CS-Blog
Cedars-Sinai Blog

Everything You Ever Wanted to Know About Canker Sores

canker sore, blister, mouth pain, tongue bump, cheek bump

Canker sores can have several causes or triggers.

Canker sores, also called aphthous ulcers, are small, painful sores that appear inside the mouth on the lips, cheeks, on the gums, and tongue.

They are appropriately named, too: In Greek, aphthae (root of aphthous) means "to set on fire."


Canker sores are not contagious and can’t be spread through saliva.


Most of us get canker sores from time to time; some of us get them over and over.

Either way, you want to get rid of them as quickly as possible. We talked to doctors to find out where canker sores come from, how to avoid them, and what to do if you get one.

Why do we get canker sores?

No one knows exactly what causes most canker sores, but we know they’re not contagious and can’t be spread through saliva.

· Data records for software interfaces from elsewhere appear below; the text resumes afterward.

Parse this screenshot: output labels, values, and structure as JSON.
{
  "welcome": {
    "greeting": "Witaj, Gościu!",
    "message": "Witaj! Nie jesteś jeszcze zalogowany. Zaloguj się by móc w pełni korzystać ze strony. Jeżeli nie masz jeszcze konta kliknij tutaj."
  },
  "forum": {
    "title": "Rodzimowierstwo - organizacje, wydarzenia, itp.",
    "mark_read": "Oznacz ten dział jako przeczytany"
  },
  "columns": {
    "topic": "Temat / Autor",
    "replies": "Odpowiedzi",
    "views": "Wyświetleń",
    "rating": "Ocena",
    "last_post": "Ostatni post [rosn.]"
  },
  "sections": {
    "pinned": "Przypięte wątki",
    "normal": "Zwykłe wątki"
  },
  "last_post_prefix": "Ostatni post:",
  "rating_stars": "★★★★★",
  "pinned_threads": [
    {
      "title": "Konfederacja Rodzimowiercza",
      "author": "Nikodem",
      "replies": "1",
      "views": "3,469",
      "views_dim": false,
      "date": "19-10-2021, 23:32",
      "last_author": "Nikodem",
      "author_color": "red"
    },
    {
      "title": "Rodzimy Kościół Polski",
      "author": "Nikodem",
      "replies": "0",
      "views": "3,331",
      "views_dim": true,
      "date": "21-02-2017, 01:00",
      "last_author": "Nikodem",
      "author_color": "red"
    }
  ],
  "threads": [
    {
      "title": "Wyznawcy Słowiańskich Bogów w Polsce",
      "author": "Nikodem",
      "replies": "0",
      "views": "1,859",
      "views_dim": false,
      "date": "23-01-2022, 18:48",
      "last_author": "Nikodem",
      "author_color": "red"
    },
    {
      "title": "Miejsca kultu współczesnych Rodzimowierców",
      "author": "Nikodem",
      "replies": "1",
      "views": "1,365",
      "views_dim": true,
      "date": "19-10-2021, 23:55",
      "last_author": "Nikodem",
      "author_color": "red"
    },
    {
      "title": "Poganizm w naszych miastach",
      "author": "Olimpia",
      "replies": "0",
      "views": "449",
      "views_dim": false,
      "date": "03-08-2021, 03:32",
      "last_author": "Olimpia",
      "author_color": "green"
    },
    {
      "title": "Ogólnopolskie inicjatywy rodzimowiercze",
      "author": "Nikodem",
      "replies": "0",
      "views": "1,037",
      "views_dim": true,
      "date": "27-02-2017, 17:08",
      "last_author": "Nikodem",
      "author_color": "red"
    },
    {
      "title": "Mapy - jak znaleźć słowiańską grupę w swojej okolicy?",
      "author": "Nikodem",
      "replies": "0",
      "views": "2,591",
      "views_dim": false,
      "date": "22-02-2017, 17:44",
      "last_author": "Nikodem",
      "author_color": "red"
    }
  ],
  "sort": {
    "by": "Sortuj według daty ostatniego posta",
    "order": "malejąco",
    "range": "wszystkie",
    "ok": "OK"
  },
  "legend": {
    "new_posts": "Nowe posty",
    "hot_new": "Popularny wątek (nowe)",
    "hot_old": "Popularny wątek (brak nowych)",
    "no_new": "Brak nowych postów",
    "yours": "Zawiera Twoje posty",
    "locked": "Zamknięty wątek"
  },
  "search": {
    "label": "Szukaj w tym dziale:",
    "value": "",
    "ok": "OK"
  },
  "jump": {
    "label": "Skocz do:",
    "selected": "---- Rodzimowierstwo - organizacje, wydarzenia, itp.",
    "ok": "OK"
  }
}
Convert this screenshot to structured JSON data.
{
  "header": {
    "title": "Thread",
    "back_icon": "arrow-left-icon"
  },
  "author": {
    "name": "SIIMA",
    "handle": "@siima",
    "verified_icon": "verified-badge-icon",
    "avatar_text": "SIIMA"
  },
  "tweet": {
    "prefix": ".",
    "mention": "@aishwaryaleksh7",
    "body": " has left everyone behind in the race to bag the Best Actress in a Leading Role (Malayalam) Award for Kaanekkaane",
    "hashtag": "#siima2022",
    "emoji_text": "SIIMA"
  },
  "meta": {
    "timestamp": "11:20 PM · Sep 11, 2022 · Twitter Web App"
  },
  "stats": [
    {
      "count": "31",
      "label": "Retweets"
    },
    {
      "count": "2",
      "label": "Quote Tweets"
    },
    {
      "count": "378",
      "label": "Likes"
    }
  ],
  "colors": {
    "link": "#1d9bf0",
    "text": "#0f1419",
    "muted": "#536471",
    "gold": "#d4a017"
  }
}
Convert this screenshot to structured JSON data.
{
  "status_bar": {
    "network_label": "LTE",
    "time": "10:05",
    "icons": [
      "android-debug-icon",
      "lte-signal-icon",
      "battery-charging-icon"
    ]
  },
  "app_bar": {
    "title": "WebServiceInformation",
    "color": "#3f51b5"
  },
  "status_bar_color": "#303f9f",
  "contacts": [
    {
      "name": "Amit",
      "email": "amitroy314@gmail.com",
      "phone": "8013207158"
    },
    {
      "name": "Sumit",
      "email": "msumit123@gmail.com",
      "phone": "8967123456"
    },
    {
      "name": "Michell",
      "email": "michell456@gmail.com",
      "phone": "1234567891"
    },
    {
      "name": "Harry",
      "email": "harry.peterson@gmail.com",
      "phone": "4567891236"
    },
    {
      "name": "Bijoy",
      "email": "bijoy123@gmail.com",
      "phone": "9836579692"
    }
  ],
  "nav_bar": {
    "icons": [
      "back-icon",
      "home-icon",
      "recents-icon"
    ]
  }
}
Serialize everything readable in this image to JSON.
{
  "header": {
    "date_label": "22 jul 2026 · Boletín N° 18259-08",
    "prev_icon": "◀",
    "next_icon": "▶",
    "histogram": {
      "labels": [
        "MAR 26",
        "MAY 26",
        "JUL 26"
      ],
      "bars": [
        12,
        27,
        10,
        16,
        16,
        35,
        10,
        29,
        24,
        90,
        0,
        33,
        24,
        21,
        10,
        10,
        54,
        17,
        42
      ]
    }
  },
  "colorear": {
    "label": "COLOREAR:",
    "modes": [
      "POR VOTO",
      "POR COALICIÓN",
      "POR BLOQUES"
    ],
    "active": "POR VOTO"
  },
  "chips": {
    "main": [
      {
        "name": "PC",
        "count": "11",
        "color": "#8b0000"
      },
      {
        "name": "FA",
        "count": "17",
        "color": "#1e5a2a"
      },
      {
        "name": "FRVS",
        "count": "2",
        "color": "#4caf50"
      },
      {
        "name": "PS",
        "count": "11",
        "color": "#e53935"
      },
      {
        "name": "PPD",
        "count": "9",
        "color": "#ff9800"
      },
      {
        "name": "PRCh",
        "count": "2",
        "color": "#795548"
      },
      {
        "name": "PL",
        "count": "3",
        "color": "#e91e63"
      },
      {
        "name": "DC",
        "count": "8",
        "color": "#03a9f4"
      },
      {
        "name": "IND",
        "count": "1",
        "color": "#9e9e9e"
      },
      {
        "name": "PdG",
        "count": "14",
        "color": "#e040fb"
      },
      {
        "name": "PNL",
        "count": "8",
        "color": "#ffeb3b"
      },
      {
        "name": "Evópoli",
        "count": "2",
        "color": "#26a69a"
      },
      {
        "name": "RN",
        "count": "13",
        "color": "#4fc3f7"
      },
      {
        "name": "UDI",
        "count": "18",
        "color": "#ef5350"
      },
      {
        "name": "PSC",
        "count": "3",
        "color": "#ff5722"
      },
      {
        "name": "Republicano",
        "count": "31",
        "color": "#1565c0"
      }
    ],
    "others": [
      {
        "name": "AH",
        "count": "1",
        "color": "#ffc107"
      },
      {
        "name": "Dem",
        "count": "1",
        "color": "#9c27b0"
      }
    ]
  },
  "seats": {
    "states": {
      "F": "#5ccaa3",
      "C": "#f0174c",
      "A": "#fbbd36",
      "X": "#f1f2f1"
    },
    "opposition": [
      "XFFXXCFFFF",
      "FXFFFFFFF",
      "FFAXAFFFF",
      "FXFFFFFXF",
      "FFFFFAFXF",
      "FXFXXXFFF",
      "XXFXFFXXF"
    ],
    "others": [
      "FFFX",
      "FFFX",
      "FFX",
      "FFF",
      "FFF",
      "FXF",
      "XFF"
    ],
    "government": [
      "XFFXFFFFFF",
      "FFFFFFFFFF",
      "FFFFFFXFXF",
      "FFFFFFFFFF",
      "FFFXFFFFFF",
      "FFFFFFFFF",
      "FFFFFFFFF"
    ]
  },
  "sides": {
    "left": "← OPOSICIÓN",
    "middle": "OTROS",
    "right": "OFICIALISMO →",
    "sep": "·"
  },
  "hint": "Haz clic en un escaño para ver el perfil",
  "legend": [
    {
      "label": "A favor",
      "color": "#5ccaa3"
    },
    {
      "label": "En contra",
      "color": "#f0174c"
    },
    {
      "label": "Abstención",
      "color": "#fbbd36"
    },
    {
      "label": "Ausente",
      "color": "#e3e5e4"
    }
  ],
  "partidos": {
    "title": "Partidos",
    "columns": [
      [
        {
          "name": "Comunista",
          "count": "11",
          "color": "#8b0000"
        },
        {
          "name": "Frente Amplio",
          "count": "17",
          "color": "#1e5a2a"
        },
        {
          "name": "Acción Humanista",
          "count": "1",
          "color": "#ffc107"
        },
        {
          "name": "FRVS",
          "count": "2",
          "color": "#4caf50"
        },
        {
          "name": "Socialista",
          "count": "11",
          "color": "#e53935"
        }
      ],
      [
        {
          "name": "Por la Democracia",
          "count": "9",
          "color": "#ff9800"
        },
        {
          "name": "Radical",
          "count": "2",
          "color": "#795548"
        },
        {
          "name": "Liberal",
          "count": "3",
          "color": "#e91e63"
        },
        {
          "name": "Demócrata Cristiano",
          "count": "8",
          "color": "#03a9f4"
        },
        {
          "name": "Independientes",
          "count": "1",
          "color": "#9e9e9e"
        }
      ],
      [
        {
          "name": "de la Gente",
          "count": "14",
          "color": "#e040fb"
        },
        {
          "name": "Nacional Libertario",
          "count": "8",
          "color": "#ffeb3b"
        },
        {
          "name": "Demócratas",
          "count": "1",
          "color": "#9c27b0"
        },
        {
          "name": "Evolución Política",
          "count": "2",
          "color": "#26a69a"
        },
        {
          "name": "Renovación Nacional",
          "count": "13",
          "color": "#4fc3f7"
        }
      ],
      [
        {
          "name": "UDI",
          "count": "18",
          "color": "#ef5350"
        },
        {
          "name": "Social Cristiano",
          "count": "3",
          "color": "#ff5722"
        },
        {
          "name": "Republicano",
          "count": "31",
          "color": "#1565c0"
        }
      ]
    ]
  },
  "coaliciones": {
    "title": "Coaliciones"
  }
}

They can be the result of an injury, like when you accidentally bite your cheek or when braces catch or rub against the inside of the cheeks or back of the lips, but often they appear seemingly out of nowhere.

They can be triggered by a number of things, like a weak immune system, dehydration, allergies, stress, and even medication.

Other common causes of canker sores:


Do I have a canker sore or cold sore?
What can I do about canker sores?


When to see a doctor about canker sores?